A north-east trading standards team has recorded a 30% increase in the number of scams detected in the region.
Aberdeenshire Council’s trading standards department said there’s been an increase in the number of reports received by the team.
However, it is unclear if this is a result of a range of new scams, or whether more crimes have been encountered due to people spending more time at home.
In 2020, Trading Standards Scotland said the top scams reported included fake calls or texts involving fraudsters pretending to be bank workers, HMRC fake government emails or texts offering grants or tax refunds, and phishing calls from people claiming to be from Amazon, the DVLA, TV Licensing and more.
Others include scam or cloned websites selling in-demand items which are either fake or non-existent, doorstep scams with cold callers offering overpriced or unnecessary services or posing as NHS staff.

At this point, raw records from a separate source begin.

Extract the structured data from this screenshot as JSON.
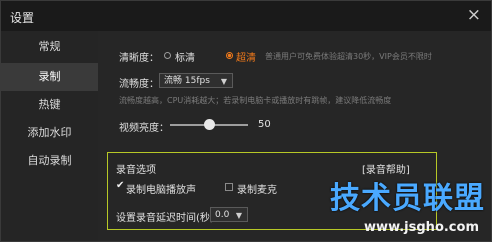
{
  "window": {
    "title": "设置",
    "close_symbol": "×"
  },
  "sidebar": {
    "items": [
      {
        "label": "常规",
        "active": false
      },
      {
        "label": "录制",
        "active": true
      },
      {
        "label": "热键",
        "active": false
      },
      {
        "label": "添加水印",
        "active": false
      },
      {
        "label": "自动录制",
        "active": false
      }
    ]
  },
  "settings": {
    "clarity": {
      "label": "清晰度：",
      "options": [
        "标清",
        "超清"
      ],
      "selected": "超清",
      "hint": "普通用户可免费体验超清30秒，VIP会员不限时"
    },
    "smoothness": {
      "label": "流畅度：",
      "value": "流畅 15fps",
      "hint": "流畅度越高，CPU消耗越大；若录制电脑卡或播放时有跳帧，建议降低流畅度"
    },
    "brightness": {
      "label": "视频亮度：",
      "value": "50",
      "level": 50,
      "max": 100
    }
  },
  "audio": {
    "title": "录音选项",
    "help_link": "[录音帮助]",
    "options": [
      {
        "label": "录制电脑播放声",
        "checked": true
      },
      {
        "label": "录制麦克",
        "checked": false
      }
    ],
    "delay_label": "设置录音延迟时间(秒)：",
    "delay_value": "0.0"
  },
  "watermark": {
    "line1": "技术员联盟",
    "line2": "www.jsgho.com"
  },
  "colors": {
    "accent": "#f27a1a",
    "box_border": "#b7c826",
    "watermark": "#4aa9ff"
  }
}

Counterfeit goods have also been sold online, misleading energy marketing linked to government grants have been uncovered as well as an increase in illegal puppy farming, due to a rise in demand for dogs during lockdown.
An Aberdeenshire Council spokesperson said: “Reported scams have increased by over 30% in the previous year, although it is unclear whether this is a result of new scams being developed, or if people are encountering scams more often while working from home/on furlough.
“Our advice is to always stop and think before responding to any calls or messages. If there is any indication that it may be a scam, you should ignore the contact and report it.
“If the contact is from a familiar company, you should never use the contact details provided in a text message or follow any links you have received. Instead, use contact details from a trusted source – for example, the number on the back of their bank credit or debit card.
“Residents are encouraged to report any scams to Advice Direct Scotland on 0808 164 6000.”
The most reported scams in Scotland over the past year have related to Covid-19 vaccines, contact tracing, misleading information and the sale of fake PPE.
Covid-19 vaccinations are free for everyone in Scotland, and health boards will never ask for bank details or payment, and will not ask you to prove your identity by sending copies of personal documents such as passports.
NHS workers will also not show up at your house without an appointment.
Graeme Paton the Trading Standards Manager for Aberdeen City Council said: “We are not aware of anyone in Aberdeen city who has fallen for one of the vaccines scams. However, we know these fraudsters exist and everyone should be vigilant to ensure they do not fall for one of them.
“We have seen a change in the types of scams taking place during the Covid-19 pandemic. There is widespread use of text and email messages which replicate the NHS Scotland website.
“Fraudsters will look for any opportunity to prey on the concerns of the public.
“Reports throughout the UK during the Covid-19 pandemic indicate that they have exploited opportunities around testing, contact tracing and vaccinations to trick people into parting with their cash.”